→ **Required work**: Your reply should be a single number, the count of lines in the records that contain the string "nБЛОК".

***** Supplied records

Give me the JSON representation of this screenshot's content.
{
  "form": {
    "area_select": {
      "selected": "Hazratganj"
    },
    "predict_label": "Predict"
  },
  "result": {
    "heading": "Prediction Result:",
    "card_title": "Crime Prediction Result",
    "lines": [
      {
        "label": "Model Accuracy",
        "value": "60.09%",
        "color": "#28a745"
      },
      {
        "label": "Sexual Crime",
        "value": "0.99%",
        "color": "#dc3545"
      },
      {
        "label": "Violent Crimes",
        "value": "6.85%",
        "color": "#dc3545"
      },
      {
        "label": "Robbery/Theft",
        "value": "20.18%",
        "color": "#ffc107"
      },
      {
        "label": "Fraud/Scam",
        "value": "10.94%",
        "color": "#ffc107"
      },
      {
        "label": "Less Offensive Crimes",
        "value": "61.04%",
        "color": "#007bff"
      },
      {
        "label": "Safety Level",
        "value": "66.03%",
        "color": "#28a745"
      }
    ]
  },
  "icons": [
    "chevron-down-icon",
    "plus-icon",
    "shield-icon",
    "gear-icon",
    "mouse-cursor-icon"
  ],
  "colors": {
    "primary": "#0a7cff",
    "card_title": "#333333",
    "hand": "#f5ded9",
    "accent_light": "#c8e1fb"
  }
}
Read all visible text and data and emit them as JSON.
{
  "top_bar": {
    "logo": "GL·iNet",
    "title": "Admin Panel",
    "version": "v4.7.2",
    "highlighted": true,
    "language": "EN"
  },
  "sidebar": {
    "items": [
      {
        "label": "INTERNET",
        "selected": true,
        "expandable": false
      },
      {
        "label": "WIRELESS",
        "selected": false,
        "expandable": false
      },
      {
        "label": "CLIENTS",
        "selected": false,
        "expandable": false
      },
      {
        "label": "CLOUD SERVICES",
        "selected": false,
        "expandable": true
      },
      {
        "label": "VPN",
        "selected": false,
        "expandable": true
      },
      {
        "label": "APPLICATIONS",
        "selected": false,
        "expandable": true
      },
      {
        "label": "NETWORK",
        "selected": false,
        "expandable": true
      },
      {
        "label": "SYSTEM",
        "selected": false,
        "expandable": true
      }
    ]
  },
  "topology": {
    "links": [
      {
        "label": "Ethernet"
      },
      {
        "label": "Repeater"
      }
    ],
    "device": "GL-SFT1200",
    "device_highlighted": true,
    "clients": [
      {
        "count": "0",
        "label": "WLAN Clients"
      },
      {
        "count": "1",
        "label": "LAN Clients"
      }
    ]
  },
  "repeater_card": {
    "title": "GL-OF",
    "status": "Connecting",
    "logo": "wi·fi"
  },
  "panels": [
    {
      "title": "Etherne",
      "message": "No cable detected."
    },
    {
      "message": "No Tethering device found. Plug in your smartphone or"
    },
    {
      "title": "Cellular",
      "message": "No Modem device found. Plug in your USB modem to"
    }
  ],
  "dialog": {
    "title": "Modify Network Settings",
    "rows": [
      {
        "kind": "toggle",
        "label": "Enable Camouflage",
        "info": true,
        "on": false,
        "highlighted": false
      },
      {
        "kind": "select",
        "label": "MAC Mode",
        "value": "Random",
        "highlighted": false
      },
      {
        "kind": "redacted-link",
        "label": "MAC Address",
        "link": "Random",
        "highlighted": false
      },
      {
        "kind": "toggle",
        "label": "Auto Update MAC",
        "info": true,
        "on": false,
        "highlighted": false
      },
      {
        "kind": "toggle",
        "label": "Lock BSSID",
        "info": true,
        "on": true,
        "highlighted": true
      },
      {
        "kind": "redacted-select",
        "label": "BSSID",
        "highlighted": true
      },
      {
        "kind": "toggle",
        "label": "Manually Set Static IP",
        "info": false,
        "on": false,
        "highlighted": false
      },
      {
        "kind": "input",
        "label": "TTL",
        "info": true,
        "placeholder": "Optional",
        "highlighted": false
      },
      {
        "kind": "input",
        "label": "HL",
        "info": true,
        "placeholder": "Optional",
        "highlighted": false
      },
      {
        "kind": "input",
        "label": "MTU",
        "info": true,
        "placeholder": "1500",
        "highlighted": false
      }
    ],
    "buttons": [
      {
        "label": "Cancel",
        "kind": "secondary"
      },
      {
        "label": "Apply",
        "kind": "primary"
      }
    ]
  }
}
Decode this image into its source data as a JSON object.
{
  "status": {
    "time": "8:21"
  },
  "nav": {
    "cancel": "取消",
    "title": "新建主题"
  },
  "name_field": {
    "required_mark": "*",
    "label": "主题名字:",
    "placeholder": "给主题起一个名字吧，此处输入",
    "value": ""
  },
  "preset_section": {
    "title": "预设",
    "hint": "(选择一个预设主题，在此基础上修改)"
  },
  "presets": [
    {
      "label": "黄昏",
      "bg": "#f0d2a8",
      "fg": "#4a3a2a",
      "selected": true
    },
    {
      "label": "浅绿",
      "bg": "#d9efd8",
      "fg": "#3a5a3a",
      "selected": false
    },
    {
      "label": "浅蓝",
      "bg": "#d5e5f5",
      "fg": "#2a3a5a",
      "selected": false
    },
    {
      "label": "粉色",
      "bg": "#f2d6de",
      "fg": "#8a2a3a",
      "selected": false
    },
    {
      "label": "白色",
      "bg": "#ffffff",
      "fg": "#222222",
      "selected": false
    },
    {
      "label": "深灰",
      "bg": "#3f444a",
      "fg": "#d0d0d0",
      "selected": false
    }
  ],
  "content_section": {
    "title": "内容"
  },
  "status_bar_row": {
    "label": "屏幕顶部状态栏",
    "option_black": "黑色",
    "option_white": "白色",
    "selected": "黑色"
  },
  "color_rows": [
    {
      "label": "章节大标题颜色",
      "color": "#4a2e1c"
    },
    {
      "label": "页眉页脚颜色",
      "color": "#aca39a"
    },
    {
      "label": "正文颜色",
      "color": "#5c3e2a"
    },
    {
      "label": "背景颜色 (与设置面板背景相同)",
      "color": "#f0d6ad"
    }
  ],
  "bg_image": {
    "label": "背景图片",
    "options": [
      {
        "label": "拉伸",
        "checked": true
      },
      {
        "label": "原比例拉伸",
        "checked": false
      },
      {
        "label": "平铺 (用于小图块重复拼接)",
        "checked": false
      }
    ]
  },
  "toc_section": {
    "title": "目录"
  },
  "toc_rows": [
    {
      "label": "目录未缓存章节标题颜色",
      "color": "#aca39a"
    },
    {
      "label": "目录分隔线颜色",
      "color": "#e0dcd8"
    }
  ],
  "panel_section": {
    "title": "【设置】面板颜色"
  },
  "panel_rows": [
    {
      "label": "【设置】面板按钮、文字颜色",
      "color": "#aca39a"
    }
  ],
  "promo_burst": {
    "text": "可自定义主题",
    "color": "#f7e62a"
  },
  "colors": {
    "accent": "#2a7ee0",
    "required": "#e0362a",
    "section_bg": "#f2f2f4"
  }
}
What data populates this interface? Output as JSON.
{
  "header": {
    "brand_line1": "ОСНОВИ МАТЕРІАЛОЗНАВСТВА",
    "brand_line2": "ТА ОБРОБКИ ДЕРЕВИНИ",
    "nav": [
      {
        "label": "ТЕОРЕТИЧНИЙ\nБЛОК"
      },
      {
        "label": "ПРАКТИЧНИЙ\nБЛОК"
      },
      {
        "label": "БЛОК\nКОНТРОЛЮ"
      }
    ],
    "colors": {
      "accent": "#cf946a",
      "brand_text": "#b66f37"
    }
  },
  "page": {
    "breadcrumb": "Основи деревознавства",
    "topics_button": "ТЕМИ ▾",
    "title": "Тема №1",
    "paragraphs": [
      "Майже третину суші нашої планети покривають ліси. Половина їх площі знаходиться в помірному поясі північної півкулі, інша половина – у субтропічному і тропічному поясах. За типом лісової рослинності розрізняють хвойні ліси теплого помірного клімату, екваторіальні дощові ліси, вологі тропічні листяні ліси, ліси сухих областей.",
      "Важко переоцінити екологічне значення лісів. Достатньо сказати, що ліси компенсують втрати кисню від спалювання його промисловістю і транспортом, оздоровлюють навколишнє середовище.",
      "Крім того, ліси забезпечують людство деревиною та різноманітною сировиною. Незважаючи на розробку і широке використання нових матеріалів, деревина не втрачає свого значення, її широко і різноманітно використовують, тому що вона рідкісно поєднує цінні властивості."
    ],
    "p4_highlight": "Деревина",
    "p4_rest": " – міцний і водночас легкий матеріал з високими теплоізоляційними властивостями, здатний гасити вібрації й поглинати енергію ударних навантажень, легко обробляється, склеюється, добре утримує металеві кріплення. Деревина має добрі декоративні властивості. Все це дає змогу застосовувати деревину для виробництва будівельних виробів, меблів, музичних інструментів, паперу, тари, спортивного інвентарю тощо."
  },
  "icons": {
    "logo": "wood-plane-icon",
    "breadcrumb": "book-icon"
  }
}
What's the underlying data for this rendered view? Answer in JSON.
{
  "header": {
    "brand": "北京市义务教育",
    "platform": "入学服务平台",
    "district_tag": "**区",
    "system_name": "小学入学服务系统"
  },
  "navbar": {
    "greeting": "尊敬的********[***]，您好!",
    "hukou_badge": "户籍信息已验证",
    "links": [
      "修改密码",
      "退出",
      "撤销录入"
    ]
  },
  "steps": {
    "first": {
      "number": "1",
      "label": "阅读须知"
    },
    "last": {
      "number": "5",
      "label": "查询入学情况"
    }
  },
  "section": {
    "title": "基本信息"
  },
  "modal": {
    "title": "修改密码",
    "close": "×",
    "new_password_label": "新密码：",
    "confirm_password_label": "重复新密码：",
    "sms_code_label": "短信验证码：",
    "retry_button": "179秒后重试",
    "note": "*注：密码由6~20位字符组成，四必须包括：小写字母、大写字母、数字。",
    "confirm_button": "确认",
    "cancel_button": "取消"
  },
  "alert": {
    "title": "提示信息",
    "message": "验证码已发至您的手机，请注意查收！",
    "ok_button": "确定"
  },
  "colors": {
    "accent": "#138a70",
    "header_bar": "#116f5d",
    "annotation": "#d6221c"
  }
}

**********

→ **Result for this exercise**: 2